SANTA MONICA—On Friday, February 3, the Securities and Exchange Commission announced that the Santa Monica-based game developing company, Activision Blizzard, has agreed to pay $35 million to settle charges that it failed to maintain controls to collect and assess workplace complaints with regard to disclosure requirements and violated a federal whistleblower protection rule. The company has not admitted or denied the commission’s findings and agreed to a cease-and-desist order.

Jason Burt, the director of the SEC’s Denver office, said in a statement that the lack of necessary controls left Activision “without the means to determine whether larger issues existed that needed to be disclosed to investors. Moreover, taking action to impede former employees from communicating directly with the Commission staff about a possible securities law violation is not only bad corporate governance, it is illegal.” 

This announcement comes after the company settled with U.S. workplace regulators in 2021 over employee complaints about sexual harassment. Their employees accused Activision of retaliation against workers who spoke out by firing them and discriminating against workers who were pregnant. 

California’s civil rights agency sued Activision in July 2021, stating that the company’s culture was a “breeding ground for harassment and discrimination against women.” A month later the president of the company, J. Allen Brack, stepped down.  

In this latest settlement, the company agreed to compensate those who experienced discrimination and sexual harassment out of an $18 million fund. Monies left over are to be distributed to gender equity measures like charities for women in the video game industry. 

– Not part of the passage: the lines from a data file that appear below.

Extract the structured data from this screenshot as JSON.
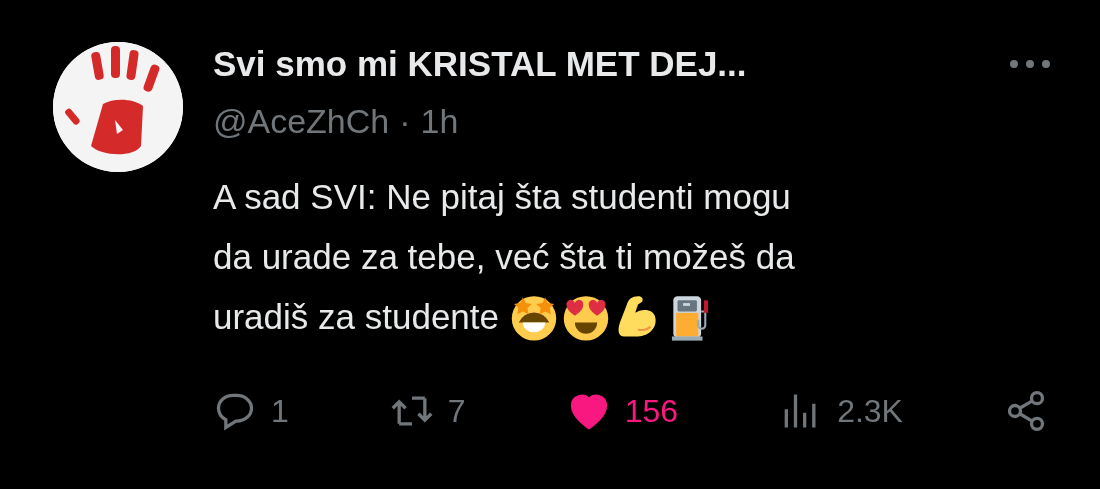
{
  "author": {
    "name": "Svi smo mi KRISTAL MET DEJ...",
    "handle": "@AceZhCh",
    "separator": "·",
    "time": "1h"
  },
  "text_lines": [
    "A sad SVI: Ne pitaj šta studenti mogu",
    "da urade za tebe, već šta ti možeš da",
    "uradiš za studente"
  ],
  "actions": [
    {
      "kind": "reply",
      "count": "1"
    },
    {
      "kind": "repost",
      "count": "7"
    },
    {
      "kind": "like",
      "count": "156",
      "liked": true
    },
    {
      "kind": "views",
      "count": "2.3K"
    },
    {
      "kind": "share"
    }
  ]
}
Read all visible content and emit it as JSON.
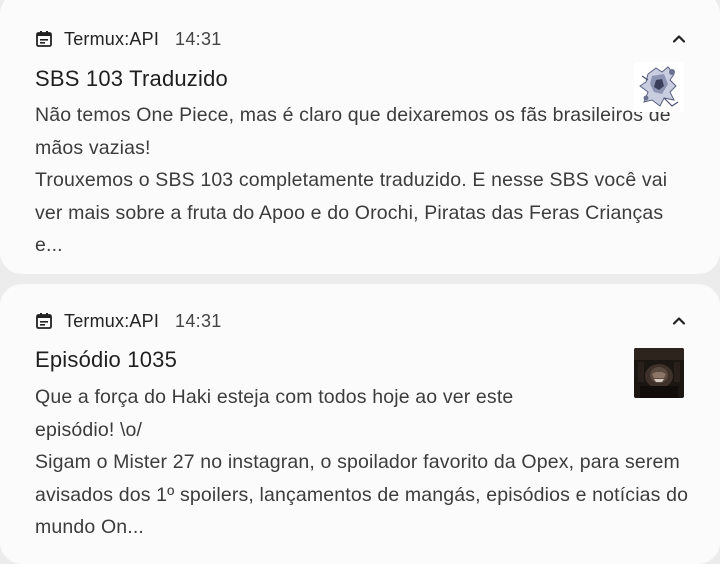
{
  "notifications": [
    {
      "app_name": "Termux:API",
      "time": "14:31",
      "title": "SBS 103 Traduzido",
      "body_line_1": "Não temos One Piece, mas é claro que deixaremos os fãs brasileiros de mãos vazias!",
      "body_line_2": "Trouxemos o SBS 103 completamente traduzido. E nesse SBS você vai ver mais sobre a fruta do Apoo e do Orochi, Piratas das Feras Crianças e...",
      "app_icon": "calendar-icon",
      "expand_icon": "chevron-up-icon",
      "thumbnail": "manga-sketch-thumbnail"
    },
    {
      "app_name": "Termux:API",
      "time": "14:31",
      "title": "Episódio 1035",
      "body_line_1": "Que a força do Haki esteja com todos hoje ao ver este episódio! \\o/",
      "body_line_2": "Sigam o Mister 27 no instagran, o spoilador favorito da Opex, para serem avisados dos 1º spoilers, lançamentos de mangás, episódios e notícias do mundo On...",
      "app_icon": "calendar-icon",
      "expand_icon": "chevron-up-icon",
      "thumbnail": "anime-dark-thumbnail"
    }
  ],
  "colors": {
    "background": "#ececec",
    "card": "#fbfbfb",
    "text_primary": "#1f1f1f",
    "text_body": "#3c3c3c"
  }
}
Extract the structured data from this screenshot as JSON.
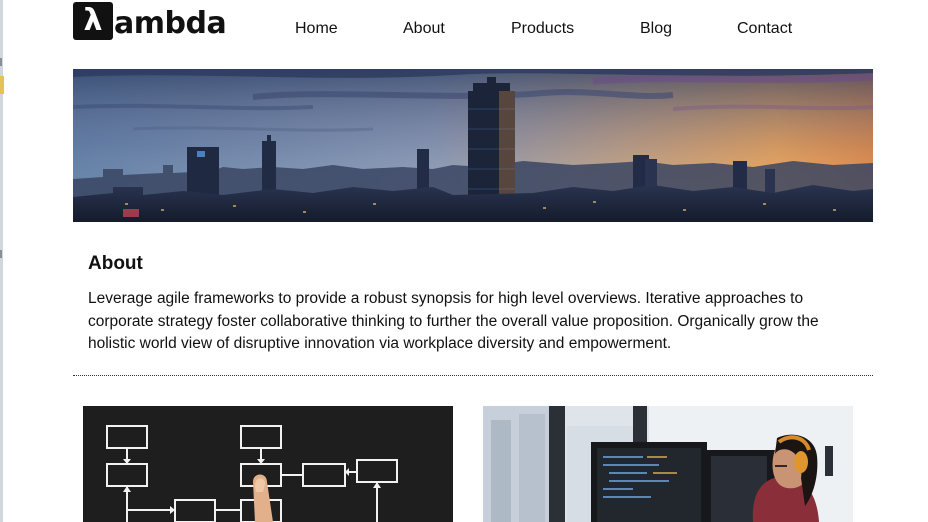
{
  "brand": {
    "logo_mark": "λ",
    "name": "ambda"
  },
  "nav": {
    "items": [
      {
        "label": "Home"
      },
      {
        "label": "About"
      },
      {
        "label": "Products"
      },
      {
        "label": "Blog"
      },
      {
        "label": "Contact"
      }
    ]
  },
  "about": {
    "title": "About",
    "body": "Leverage agile frameworks to provide a robust synopsis for high level overviews. Iterative approaches to corporate strategy foster collaborative thinking to further the overall value proposition. Organically grow the holistic world view of disruptive innovation via workplace diversity and empowerment."
  },
  "colors": {
    "text": "#111111",
    "logo_bg": "#111111",
    "divider": "#333333"
  }
}
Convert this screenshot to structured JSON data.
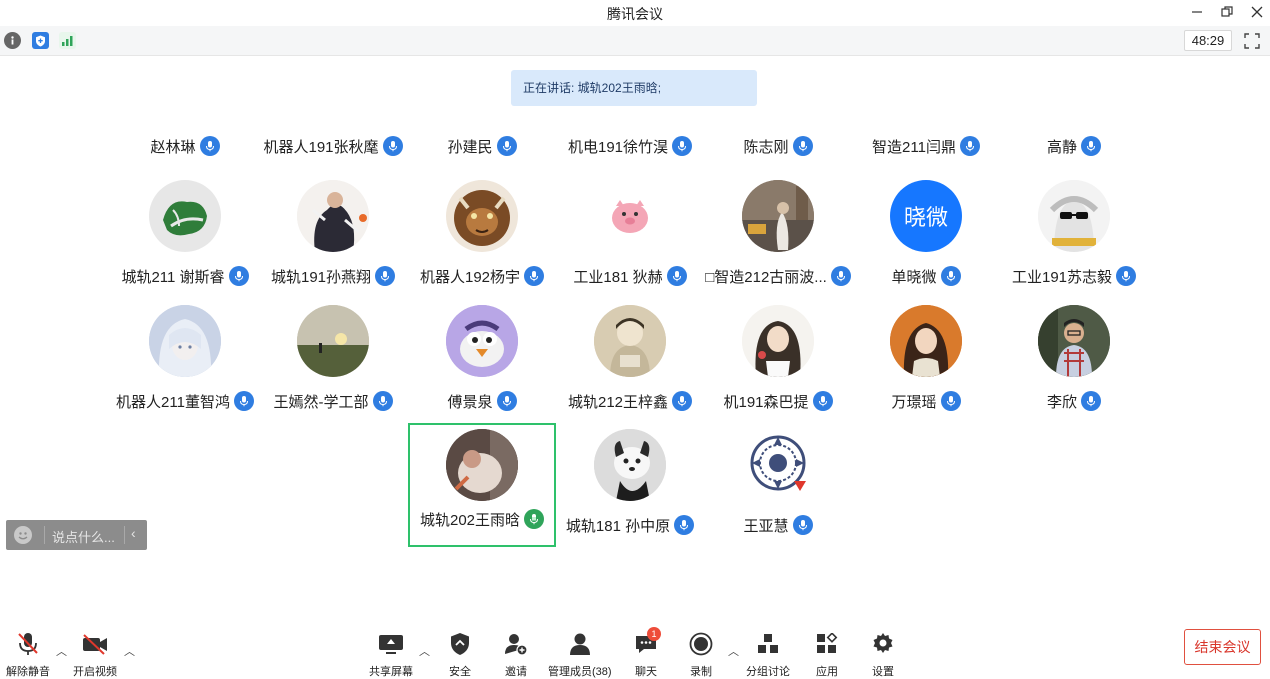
{
  "window": {
    "title": "腾讯会议"
  },
  "infobar": {
    "timer": "48:29"
  },
  "speaking": "正在讲话: 城轨202王雨晗;",
  "name_row": [
    "赵林琳",
    "机器人191张秋麾",
    "孙建民",
    "机电191徐竹淏",
    "陈志刚",
    "智造211闫鼎",
    "高静"
  ],
  "tiles_row1": [
    {
      "name": "城轨211 谢斯睿",
      "avatar": "leaf"
    },
    {
      "name": "城轨191孙燕翔",
      "avatar": "person-dark"
    },
    {
      "name": "机器人192杨宇",
      "avatar": "beast"
    },
    {
      "name": "工业181 狄赫",
      "avatar": "pig"
    },
    {
      "name": "□智造212古丽波...",
      "avatar": "street"
    },
    {
      "name": "单晓微",
      "avatar": "text",
      "avatar_text": "晓微"
    },
    {
      "name": "工业191苏志毅",
      "avatar": "glasses"
    }
  ],
  "tiles_row2": [
    {
      "name": "机器人211董智鸿",
      "avatar": "anime-blue"
    },
    {
      "name": "王嫣然-学工部",
      "avatar": "sunset"
    },
    {
      "name": "傅景泉",
      "avatar": "bird"
    },
    {
      "name": "城轨212王梓鑫",
      "avatar": "sketch"
    },
    {
      "name": "机191森巴提",
      "avatar": "drawing"
    },
    {
      "name": "万璟瑶",
      "avatar": "girl"
    },
    {
      "name": "李欣",
      "avatar": "man"
    }
  ],
  "tiles_row3": [
    {
      "name": "城轨202王雨晗",
      "avatar": "cat-person",
      "active": true
    },
    {
      "name": "城轨181 孙中原",
      "avatar": "dog"
    },
    {
      "name": "王亚慧",
      "avatar": "emblem"
    }
  ],
  "chat": {
    "placeholder": "说点什么..."
  },
  "toolbar": {
    "unmute": "解除静音",
    "start_video": "开启视频",
    "share": "共享屏幕",
    "security": "安全",
    "invite": "邀请",
    "members": "管理成员(38)",
    "chat": "聊天",
    "chat_badge": "1",
    "record": "录制",
    "breakout": "分组讨论",
    "apps": "应用",
    "settings": "设置",
    "end": "结束会议"
  },
  "colors": {
    "accent": "#2f7de1",
    "active_border": "#2ec16b",
    "end": "#d9362b"
  }
}
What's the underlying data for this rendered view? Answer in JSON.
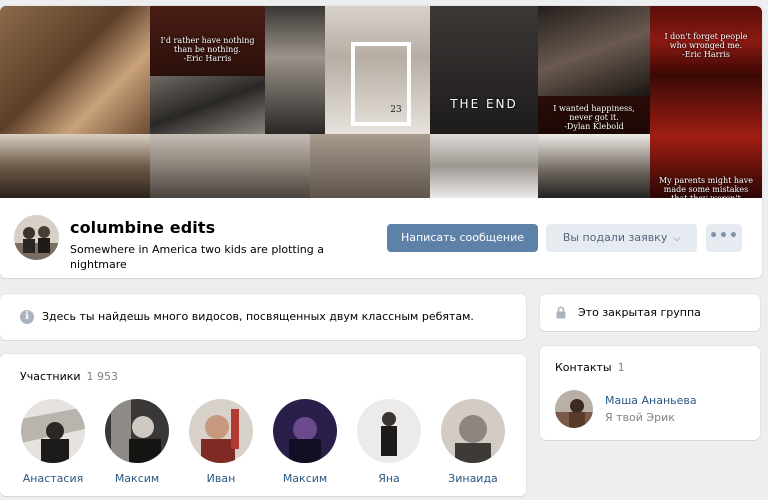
{
  "group": {
    "name": "columbine edits",
    "status": "Somewhere in America two kids are plotting a nightmare"
  },
  "cover": {
    "captions": {
      "quote_1": "I'd rather have nothing\nthan be nothing.\n-Eric Harris",
      "number": "2‌3",
      "the_end": "THE END",
      "quote_2": "I wanted happiness,\nnever got it.\n-Dylan Klebold",
      "quote_3": "I don't forget people\nwho wronged me.\n-Eric Harris",
      "quote_4": "My parents might have\nmade some mistakes\nthat they weren't"
    }
  },
  "actions": {
    "message_button": "Написать сообщение",
    "request_button": "Вы подали заявку",
    "more_button": "•••"
  },
  "info": {
    "text": "Здесь ты найдешь много видосов, посвященных двум классным ребятам."
  },
  "closed": {
    "text": "Это закрытая группа"
  },
  "members": {
    "title": "Участники",
    "count": "1 953",
    "items": [
      {
        "name": "Анастасия"
      },
      {
        "name": "Максим"
      },
      {
        "name": "Иван"
      },
      {
        "name": "Максим"
      },
      {
        "name": "Яна"
      },
      {
        "name": "Зинаида"
      }
    ]
  },
  "contacts": {
    "title": "Контакты",
    "count": "1",
    "items": [
      {
        "name": "Маша Ананьева",
        "role": "Я твой Эрик"
      }
    ]
  },
  "colors": {
    "primary_button": "#5e81a8",
    "secondary_button": "#e5ebf1",
    "link": "#2a5885",
    "page_bg": "#edeef0"
  }
}
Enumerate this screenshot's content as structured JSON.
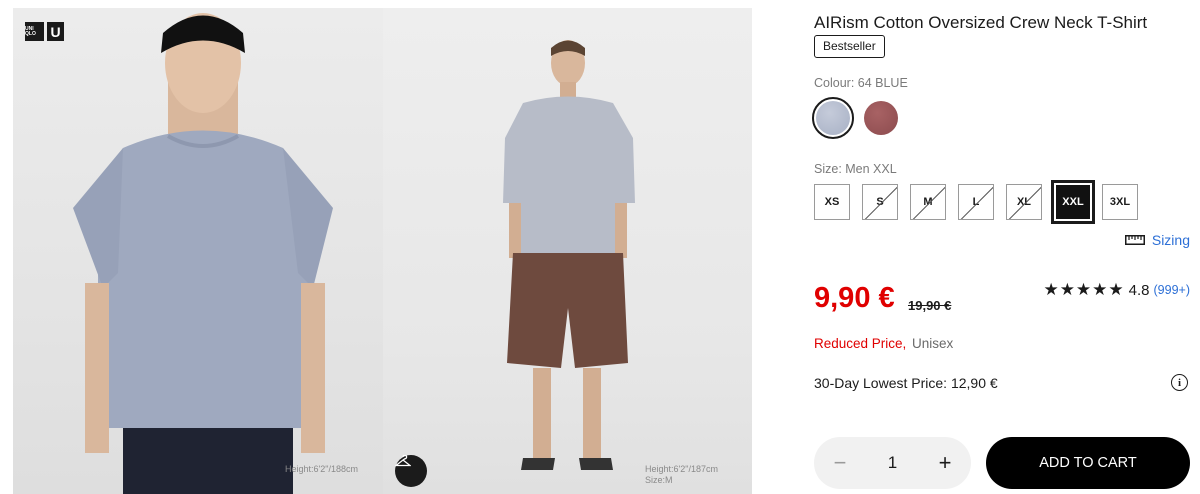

Activision also agreed to strengthen its policies and training on harassment and discrimination and hire an independent consultant to oversee its compliance with the U.S. Equal Employment Opportunity Commission’s conditions.  

Activision was behind the creation of many popular games including Candy Crush, Call of Duty, Overwatch and World of Warcraft. The game developer’s shares fell about 1.5 percent, to $76 after the SEC made its announcement.